With ambitions to push the spotlight onto his local culture, Kide Baharudin represented Malaysia at the 2017 Vans Asia Custom Culture Competition, eventually emerging as one of the finalists. The 28-year-old, who has been drawing since he was 7, hails from a small town in Negeri Sembilan, an hour’s drive away from Kuala Lumpur. And as fate would have it, he was later commissioned to create a series of colourful illustrations for this year’s much-lauded House of Vans Asia Tour.
We speak to the artist to find out about his works and experiences working with the renowned skate brand.
Hi Kide! Tell us more about your artistic practice and speciality.
My style is inspired by comics, illustrations, and books. I love looking at children’s books illustrations from other countries, and I’ll go to the book store and learn about the differences from the traditional Malaysian art style. In other places, the colours are more contemporary, and that’s what I do with my works. The strokes are still traditional, but the colours I use are more modern and Pop Art.
My medium is acrylic ink and acrylic paint. When I do digital works, I use a pen and paper first, then scan it in and colour in Photoshop. But I still prefer doing things analogue.
How did your collaboration with Vans come about?
I’ve loved Vans since I was in school. My brother was a skater. He introduced me to the brand, and we’ve been wearing their shoes since. Then I entered the Vans Custom Culture competition. Now, he’s obviously very happy because I’m collaborating with them.
Your entry for the Custom Culture competition in 2017 was amazing. What was the experience like since then?
Awesome! In the beginning, I didn’t think I could win and become Malaysia’s representative. For the competition itself, my design was about transportation. The original authentic Vans was about getting to places, and the elements were about that, illustrations based on the 60s and 70s.
It’s not just about work itself, but about connecting with other creative people around the world. I met so many creative people during the process, and I went to Singapore and now Guangzhou. I’m just waiting to see what’s next.
It’s been about a year since the partnership first started? What did you get to work on?
Earlier this year, I received an email from the Creative Director of Vans APAC Justin Lee about submitting a proposal for my art works.

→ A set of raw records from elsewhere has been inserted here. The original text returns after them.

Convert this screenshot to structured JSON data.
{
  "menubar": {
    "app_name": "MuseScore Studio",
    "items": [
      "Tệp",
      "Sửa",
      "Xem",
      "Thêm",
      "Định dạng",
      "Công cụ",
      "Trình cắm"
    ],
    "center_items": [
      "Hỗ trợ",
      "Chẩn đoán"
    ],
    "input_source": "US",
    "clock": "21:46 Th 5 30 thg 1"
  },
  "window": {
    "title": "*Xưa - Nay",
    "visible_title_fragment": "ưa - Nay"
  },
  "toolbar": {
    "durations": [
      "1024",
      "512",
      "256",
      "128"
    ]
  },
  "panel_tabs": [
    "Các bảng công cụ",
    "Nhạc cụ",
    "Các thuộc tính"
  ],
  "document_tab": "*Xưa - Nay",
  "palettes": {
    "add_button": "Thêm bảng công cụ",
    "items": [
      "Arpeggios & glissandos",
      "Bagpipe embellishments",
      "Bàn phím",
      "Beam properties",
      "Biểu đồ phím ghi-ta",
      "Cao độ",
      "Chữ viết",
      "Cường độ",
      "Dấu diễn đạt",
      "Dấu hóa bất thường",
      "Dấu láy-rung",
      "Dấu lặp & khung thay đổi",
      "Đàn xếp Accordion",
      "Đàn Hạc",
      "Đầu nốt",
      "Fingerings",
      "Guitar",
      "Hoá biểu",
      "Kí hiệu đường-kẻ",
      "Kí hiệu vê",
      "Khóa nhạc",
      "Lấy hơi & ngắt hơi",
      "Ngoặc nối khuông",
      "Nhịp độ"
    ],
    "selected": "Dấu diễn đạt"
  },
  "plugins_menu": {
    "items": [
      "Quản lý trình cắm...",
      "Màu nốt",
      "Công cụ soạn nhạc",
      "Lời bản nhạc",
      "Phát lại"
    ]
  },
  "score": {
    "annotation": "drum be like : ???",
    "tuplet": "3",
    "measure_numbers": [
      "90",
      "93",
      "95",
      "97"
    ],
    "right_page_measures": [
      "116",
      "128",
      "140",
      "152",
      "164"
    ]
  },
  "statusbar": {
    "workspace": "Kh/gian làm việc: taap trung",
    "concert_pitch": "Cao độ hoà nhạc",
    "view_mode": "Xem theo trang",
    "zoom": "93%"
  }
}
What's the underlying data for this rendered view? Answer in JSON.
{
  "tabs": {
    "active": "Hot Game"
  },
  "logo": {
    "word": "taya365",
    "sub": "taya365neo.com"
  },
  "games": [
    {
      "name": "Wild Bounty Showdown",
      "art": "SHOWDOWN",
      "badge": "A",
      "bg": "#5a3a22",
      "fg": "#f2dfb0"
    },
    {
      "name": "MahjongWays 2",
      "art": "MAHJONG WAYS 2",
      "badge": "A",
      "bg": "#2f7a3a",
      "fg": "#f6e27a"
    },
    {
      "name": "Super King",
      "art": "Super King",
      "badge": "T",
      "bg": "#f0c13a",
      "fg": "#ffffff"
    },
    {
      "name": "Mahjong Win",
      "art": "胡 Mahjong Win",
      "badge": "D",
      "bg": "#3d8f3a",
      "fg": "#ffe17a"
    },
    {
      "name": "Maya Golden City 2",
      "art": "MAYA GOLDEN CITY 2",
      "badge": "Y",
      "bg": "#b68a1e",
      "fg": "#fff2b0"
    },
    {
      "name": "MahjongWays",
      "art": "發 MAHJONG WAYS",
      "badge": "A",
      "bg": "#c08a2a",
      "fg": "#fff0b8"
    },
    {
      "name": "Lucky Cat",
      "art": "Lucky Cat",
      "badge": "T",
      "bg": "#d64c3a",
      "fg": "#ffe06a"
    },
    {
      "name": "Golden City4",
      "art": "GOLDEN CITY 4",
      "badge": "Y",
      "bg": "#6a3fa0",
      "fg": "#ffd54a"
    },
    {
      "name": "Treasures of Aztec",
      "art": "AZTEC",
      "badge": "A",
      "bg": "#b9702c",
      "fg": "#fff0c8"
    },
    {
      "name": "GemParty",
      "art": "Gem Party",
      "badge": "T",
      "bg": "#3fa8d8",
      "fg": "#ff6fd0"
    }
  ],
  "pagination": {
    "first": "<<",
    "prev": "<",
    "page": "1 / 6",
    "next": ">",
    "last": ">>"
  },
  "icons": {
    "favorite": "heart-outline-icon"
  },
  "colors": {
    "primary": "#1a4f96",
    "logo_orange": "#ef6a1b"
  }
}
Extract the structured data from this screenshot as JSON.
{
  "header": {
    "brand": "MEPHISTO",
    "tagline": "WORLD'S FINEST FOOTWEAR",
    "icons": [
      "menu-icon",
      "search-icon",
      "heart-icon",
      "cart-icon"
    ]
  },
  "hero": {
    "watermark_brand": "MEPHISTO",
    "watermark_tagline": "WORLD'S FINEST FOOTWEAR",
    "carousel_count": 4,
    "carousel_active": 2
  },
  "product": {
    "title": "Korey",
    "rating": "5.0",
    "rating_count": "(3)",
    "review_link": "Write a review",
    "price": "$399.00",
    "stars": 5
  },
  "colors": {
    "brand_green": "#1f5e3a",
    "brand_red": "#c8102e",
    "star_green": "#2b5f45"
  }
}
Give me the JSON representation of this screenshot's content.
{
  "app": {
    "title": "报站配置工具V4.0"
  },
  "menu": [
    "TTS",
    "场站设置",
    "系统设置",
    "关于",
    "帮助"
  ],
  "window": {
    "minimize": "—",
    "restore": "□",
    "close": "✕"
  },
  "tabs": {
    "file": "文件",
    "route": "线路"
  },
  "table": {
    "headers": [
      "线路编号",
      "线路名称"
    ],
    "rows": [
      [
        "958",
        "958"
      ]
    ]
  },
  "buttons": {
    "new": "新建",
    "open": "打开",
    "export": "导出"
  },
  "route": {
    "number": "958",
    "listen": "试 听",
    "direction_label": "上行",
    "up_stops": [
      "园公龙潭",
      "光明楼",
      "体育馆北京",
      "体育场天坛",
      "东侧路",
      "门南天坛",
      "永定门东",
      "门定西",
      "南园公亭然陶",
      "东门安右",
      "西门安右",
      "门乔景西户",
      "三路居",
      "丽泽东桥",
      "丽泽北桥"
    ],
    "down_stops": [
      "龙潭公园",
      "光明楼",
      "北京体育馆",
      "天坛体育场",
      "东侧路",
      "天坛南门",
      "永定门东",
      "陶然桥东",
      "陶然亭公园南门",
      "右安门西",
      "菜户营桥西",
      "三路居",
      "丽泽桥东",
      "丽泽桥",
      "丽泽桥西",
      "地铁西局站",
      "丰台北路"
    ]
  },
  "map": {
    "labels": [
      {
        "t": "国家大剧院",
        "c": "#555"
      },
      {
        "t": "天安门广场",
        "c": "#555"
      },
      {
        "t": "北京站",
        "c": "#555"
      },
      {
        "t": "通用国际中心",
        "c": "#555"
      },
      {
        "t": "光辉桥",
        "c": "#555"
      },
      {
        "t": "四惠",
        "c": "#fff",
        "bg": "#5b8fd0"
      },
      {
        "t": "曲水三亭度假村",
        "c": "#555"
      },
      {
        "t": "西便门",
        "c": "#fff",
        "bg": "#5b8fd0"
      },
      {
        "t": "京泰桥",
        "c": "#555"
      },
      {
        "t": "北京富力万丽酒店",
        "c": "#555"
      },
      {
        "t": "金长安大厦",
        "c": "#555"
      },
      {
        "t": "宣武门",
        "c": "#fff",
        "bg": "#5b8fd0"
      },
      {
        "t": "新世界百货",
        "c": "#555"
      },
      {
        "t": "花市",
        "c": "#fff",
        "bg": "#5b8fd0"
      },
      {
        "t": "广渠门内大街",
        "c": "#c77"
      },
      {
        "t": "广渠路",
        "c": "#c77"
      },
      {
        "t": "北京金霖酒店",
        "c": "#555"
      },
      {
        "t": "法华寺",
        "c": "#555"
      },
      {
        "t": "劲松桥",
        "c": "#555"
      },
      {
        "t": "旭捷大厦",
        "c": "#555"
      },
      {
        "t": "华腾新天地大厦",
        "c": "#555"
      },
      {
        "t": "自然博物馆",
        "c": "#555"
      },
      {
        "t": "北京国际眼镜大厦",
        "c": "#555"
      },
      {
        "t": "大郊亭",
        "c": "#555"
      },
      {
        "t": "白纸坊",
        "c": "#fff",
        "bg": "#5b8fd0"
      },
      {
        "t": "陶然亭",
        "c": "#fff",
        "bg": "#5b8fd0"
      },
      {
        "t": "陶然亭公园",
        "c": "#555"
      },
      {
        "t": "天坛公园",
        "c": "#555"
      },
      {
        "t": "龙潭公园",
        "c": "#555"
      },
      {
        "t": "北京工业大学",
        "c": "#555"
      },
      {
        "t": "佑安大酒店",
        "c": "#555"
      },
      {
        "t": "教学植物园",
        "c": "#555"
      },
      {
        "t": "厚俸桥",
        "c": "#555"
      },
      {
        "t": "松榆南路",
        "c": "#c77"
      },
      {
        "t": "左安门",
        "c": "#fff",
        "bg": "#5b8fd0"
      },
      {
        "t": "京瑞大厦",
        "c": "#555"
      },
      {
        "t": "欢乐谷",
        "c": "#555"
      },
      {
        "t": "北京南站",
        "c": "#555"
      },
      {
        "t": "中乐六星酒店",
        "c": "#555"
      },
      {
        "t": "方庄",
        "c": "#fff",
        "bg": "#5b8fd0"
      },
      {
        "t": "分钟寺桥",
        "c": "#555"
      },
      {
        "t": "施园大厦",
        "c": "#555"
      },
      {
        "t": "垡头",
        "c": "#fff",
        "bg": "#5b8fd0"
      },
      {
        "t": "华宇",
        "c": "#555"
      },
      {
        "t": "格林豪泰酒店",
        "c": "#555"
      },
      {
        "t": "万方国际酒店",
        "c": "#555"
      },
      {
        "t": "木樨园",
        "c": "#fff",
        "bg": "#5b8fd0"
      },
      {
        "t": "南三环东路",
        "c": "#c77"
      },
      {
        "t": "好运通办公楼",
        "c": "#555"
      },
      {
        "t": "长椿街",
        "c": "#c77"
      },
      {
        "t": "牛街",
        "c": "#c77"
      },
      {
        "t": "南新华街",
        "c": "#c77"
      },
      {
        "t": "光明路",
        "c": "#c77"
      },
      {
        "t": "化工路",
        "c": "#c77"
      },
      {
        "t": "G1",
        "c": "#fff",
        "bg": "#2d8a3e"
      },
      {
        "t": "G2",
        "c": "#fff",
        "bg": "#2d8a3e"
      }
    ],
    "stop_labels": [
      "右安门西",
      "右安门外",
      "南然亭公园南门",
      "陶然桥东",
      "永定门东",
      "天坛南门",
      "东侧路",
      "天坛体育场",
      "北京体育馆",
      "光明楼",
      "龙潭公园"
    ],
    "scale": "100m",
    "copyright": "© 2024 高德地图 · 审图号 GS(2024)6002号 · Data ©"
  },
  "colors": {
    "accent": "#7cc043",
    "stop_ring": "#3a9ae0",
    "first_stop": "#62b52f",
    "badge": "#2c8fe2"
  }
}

I didn’t expect it, but in the end I did eight murals for eight cities and countries: Seoul, Malaysia, Singapore, Guangzhou, Hong Kong, Australia, New Zealand, and Jakarta.
Any interesting stories and anecdotes in particular?
My artworks for Vans were about the local culture, so people were appreciative about what I was trying to capture about local regions. When they see a reflection of their surroundings through the works, they thought I managed to capture it well. And that’s what I wanted.
How has ‘House of Vans’ changed the world of art for you?
Vans has four pillars: street culture, skating, art, and music. And I had to incorporate all those elements into my art now. It was different from what I usually do, which was more about local culture and stories about my hometown. But I’m very thankful to Vans for this great opportunity. I want people around the world to see my art, and this is the first step.
Tell us what you have planned for the future. What’s your goal as an artist?
I want to work on bigger scale things: large canvases for galleries and group exhibitions, and more commissions. That’s my plan for the immediate future!
What kind of music you like to listen to?
Classic rock and folk! People like Bob Dylan, Donovan, Singaporean rocker Ramli Sarip, and M. Nasir.
What do you do when you’re not working on your art?
I cycle around my hometown, Kuala Pilah, with my friends. I love to discover hidden and secret places. Also, my family owns a honey bee farm, so I help with that sometimes.
Any words for aspiring artists who want to follow in your footsteps?
You know, the usual stuff. It’s difficult to be in the art world, but follow your passion, have good intentions, and work consistently.